You probably already know that gradient descent (GD) is derived from the [Newton-Raphson algorithm] (https://en.wikipedia.org/wiki/Newton%27s_method "or Newton's method"). In Machine Learning applications, the learning rate in GD plays the same role as the second order derivative which encodes the curvature information. To be more explicit, let's consider two convex functions (which, if you know your math, have positive second derivatives), $$f_{1}(x) = 2x^{2}$$ and $$f_{2}(x) = \frac{x^{2}}{2}$$. We can see that their gradient and second-order derivative are: $$(f'_{1}(x) = 4x, f''_{1}(x) = 4)$$ and $$(f'_{2}(x) = x, f''_{2}(x) = 1)$$.

Now, if we consider the Newton-Raphson algorithm, then we see that:

$$x_{k+1} = x_{k} - \frac{f'_{1}(x_{k})}{f''_{1}(x_{k})} = x_{k} - \frac{4x_{k}}{4} = x_{k} - \frac{f'_{2}(x_{k})}{f''_{2}(x_{k})} = x_{k} - \frac{x_{k}}{1} = 0, \;\forall x_{k}\in\mathbb{R}$$.

We can see that the second order derivative rescales the gradient so that $$\forall x_{k}\in\mathbb{R}$$, the update always takes you directly to the minimum (this works in one step because the functions are quadratic. When the function is not precisely quadratic, the algorithm will take more iterations, but will converge similarly to the minimizing solution).

Hence, in the case of $$f_{1}$$, the scaling factor $$\frac{1}{f''_{1}(x_{k})} = \frac{1}{4} = \alpha^{*}_{1}$$ and for $$f_{2}$$, the scaling factor $$\frac{1}{f''_{2}(x_{k})} = 1 = \alpha^{*}_{2}$$. These represent the optimal learning rate values $$\alpha^{*}_{1}$$ and $$\alpha^{*}_{2}$$ for each function.

But, what if instead of these values we used values that are smaller or larger? Well, let's see:

• Let $$\alpha_{1} = \frac{1}{6} < \alpha^{*}_{1}$$, then: $$x_{k+1} = x_{k} - \frac{4x_{k}}{6} = x_{k} - \frac{2x_{k}}{3} = \frac{x_{k}}{3} \neq 0$$. However, since this will be the case for every time step $$k$$, the update rule will give you a geometric progression (e.g. if we start with $$x_{0} = 1$$, then $$x_{1} = \frac{1}{3}$$, $$x_{2} = \frac{1}{9}$$, $$x_{3} = \frac{1}{27}$$, $$\cdots$$, $$x_{k} = (\frac{1}{3})^k$$. If $$k$$ is large enough, then the final solution will be very close to 0, i.e. $$k\to\infty \implies x_{k}\to 0$$). Hence, quite intuitively, a smaller learning rate leads to a slow convergence.
• Let $$\alpha_{1} = \frac{1}{2} > \alpha^{*}_{1}$$, then: $$x_{k+1} = x_{k} - \frac{4x_{k}}{2} = x_{k} - 2x_{k} = -x_{k} \neq 0$$. As can be seen, this does not converge at all to the optimal solution, 0! In fact it oscillates back and forth between $$x_{0}$$ and $$-x_{0}$$. This is a divergent progression! In fact, if we chose $$\alpha_{1} = \alpha^{*}_{2} = 1 > \alpha^{*}_{1}$$, then: $$x_{k+1} = x_{k} - 4x_{k} = x_{k} - 4x_{k} = -3x_{k} \neq 0$$. which implies a geometric progression with ratio $$r=-3$$ which is divergent. Hence, a larger learning rate leads to divergence.

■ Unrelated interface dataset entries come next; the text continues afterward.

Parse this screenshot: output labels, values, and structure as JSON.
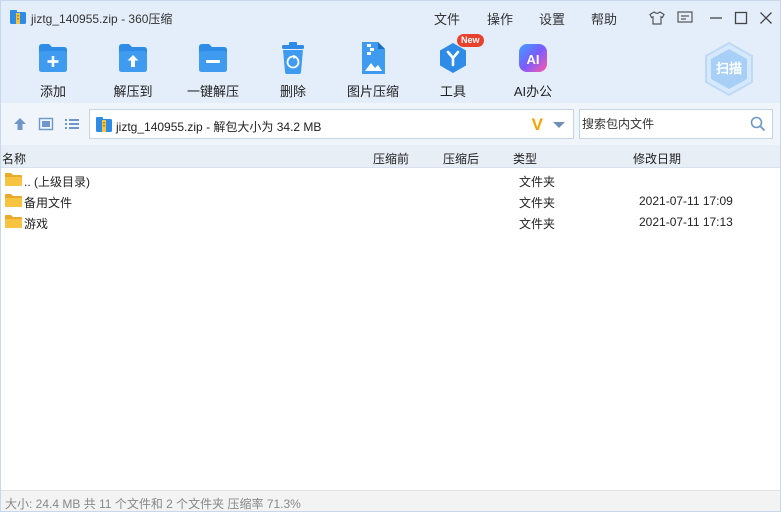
{
  "window": {
    "title": "jiztg_140955.zip - 360压缩",
    "menu": [
      "文件",
      "操作",
      "设置",
      "帮助"
    ],
    "icons": [
      "shirt-icon",
      "message-icon",
      "minimize-icon",
      "maximize-icon",
      "close-icon"
    ]
  },
  "toolbar": {
    "items": [
      {
        "label": "添加",
        "icon": "add-icon"
      },
      {
        "label": "解压到",
        "icon": "extract-to-icon"
      },
      {
        "label": "一键解压",
        "icon": "one-click-extract-icon"
      },
      {
        "label": "删除",
        "icon": "recycle-bin-icon"
      },
      {
        "label": "图片压缩",
        "icon": "image-compress-icon"
      },
      {
        "label": "工具",
        "icon": "tools-icon",
        "badge": "New"
      },
      {
        "label": "AI办公",
        "icon": "ai-office-icon",
        "icon_text": "AI"
      }
    ],
    "scan_label": "扫描"
  },
  "address": {
    "path": "jiztg_140955.zip - 解包大小为 34.2 MB",
    "logo_text": "V"
  },
  "search": {
    "placeholder": "搜索包内文件"
  },
  "columns": {
    "name": "名称",
    "compressed": "压缩前",
    "original": "压缩后",
    "type": "类型",
    "modified": "修改日期"
  },
  "rows": [
    {
      "name": ".. (上级目录)",
      "type": "文件夹",
      "modified": ""
    },
    {
      "name": "备用文件",
      "type": "文件夹",
      "modified": "2021-07-11 17:09"
    },
    {
      "name": "游戏",
      "type": "文件夹",
      "modified": "2021-07-11 17:13"
    }
  ],
  "status": "大小: 24.4 MB 共 11 个文件和 2 个文件夹 压缩率 71.3%",
  "colors": {
    "accent_blue": "#2e8be6",
    "toolbar_bg": "#e4eefb",
    "folder": "#f7c441",
    "new_badge": "#e8412c"
  }
}
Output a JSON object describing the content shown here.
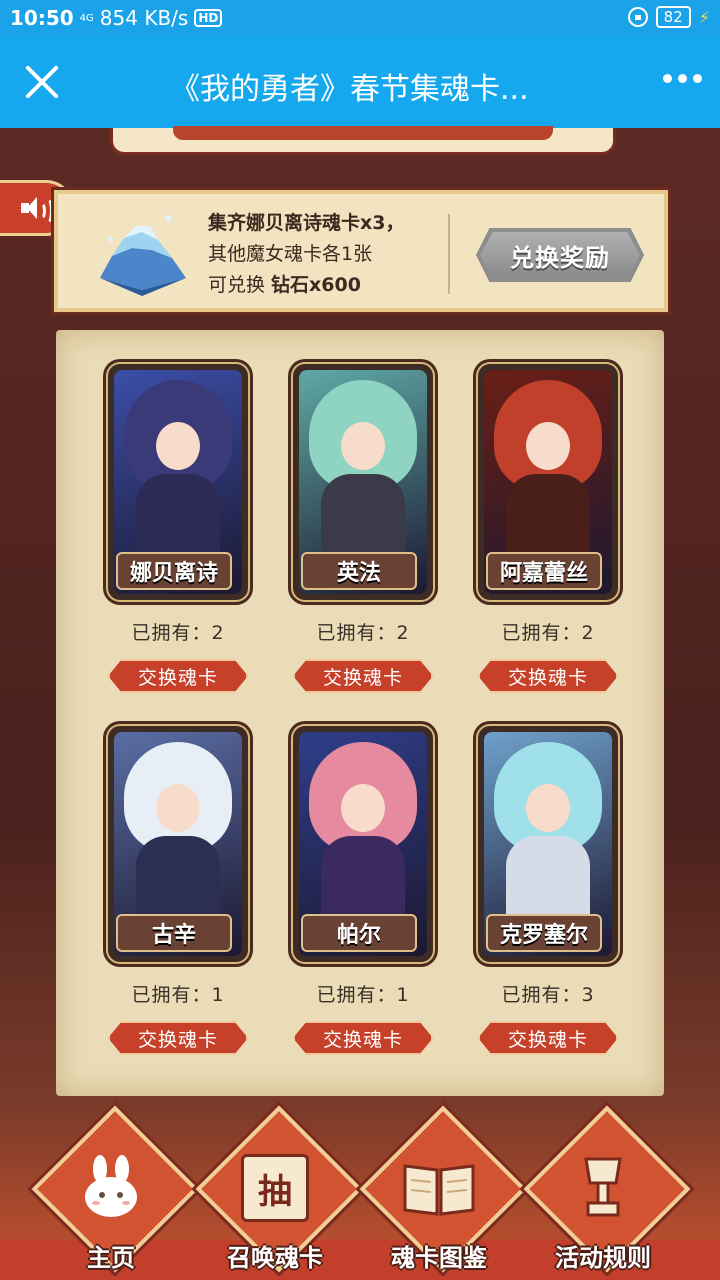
{
  "status_bar": {
    "time": "10:50",
    "network": "4G",
    "speed": "854 KB/s",
    "hd": "HD",
    "battery": "82"
  },
  "navbar": {
    "title": "《我的勇者》春节集魂卡..."
  },
  "reward": {
    "line1": "集齐娜贝离诗魂卡x3，",
    "line2": "其他魔女魂卡各1张",
    "line3_prefix": "可兑换 ",
    "line3_item": "钻石x600",
    "button": "兑换奖励"
  },
  "cards": [
    {
      "name": "娜贝离诗",
      "owned": "已拥有：2",
      "button": "交换魂卡",
      "hair": "#3a3a78",
      "body": "#2c2b56",
      "bg": "#3b4ea8"
    },
    {
      "name": "英法",
      "owned": "已拥有：2",
      "button": "交换魂卡",
      "hair": "#8fd3c1",
      "body": "#3a3a48",
      "bg": "#5fa9a7"
    },
    {
      "name": "阿嘉蕾丝",
      "owned": "已拥有：2",
      "button": "交换魂卡",
      "hair": "#c0402b",
      "body": "#4a1f1a",
      "bg": "#6b1f15"
    },
    {
      "name": "古辛",
      "owned": "已拥有：1",
      "button": "交换魂卡",
      "hair": "#e8eef6",
      "body": "#2c2e52",
      "bg": "#5a6ea5"
    },
    {
      "name": "帕尔",
      "owned": "已拥有：1",
      "button": "交换魂卡",
      "hair": "#e68aa0",
      "body": "#3a2a60",
      "bg": "#2f3e8a"
    },
    {
      "name": "克罗塞尔",
      "owned": "已拥有：3",
      "button": "交换魂卡",
      "hair": "#9fe0ea",
      "body": "#d6dbe8",
      "bg": "#6fa0cc"
    }
  ],
  "bottom_nav": [
    {
      "label": "主页",
      "icon": "bunny-icon"
    },
    {
      "label": "召唤魂卡",
      "icon": "summon-icon",
      "icon_char": "抽"
    },
    {
      "label": "魂卡图鉴",
      "icon": "book-icon"
    },
    {
      "label": "活动规则",
      "icon": "trophy-icon"
    }
  ]
}
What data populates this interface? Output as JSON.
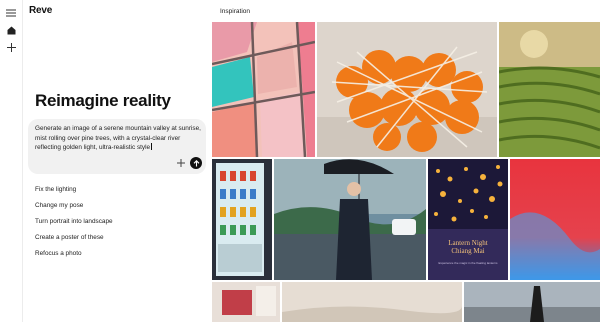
{
  "app": {
    "brand": "Reve"
  },
  "nav": {
    "menu_icon": "menu-icon",
    "home_icon": "home-icon",
    "new_icon": "plus-icon"
  },
  "main": {
    "heading": "Reimagine reality",
    "prompt": {
      "value": "Generate an image of a serene mountain valley at sunrise, mist rolling over pine trees, with a crystal-clear river reflecting golden light, ultra-realistic style"
    },
    "suggestions": [
      "Fix the lighting",
      "Change my pose",
      "Turn portrait into landscape",
      "Create a poster of these",
      "Refocus a photo"
    ]
  },
  "inspiration": {
    "title": "Inspiration",
    "poster": {
      "title_line1": "Lantern Night",
      "title_line2": "Chiang Mai",
      "subtitle": "Experience the magic in the floating lanterns"
    }
  },
  "colors": {
    "accent": "#111111",
    "prompt_bg": "#f1f1f1"
  }
}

In summary, the learning rate scales the gradient in order to control the amount of change in the optimized parameters at every step and it plays the same role as the second order derivative, i.e. it is an estimate of the function's curvature information or shape. If properly estimated, then the algorithm will converge quickly. If underestimated, the convergence will be slow (but guaranteed to converge after a potentially large number of updates). If overestimated, the algorithm will overshoot and diverge, never settling down to a specific value.

P.S.: Chris Cundy mentions in his comment the Lipschitz coefficient and in general, you want your learning rate to satisfy $$0 < \alpha < \frac{1}{L}$$ where $$L$$ is the Lipschitz coefficient. This is also related to the second order derivative information and is valid for functions Lipschitz continuous gradients (this connects to L-smoothness). Indeed, if $$f(x)$$ is twice differentiable and if there exists $$L < \infty$$ such that its Hessian matrix (second order derivative) has a bounded spectral norm, i.e. $$||f''(x)|| \leq L$$, then $$f(x)$$ has a Lipschitz continuous gradient with Lipschitz constant $$L$$.

I recommend checking the theorem 3.4. in [1] https://gowerrobert.github.io/pdf/M2_statistique_optimisation/grad_conv.pdf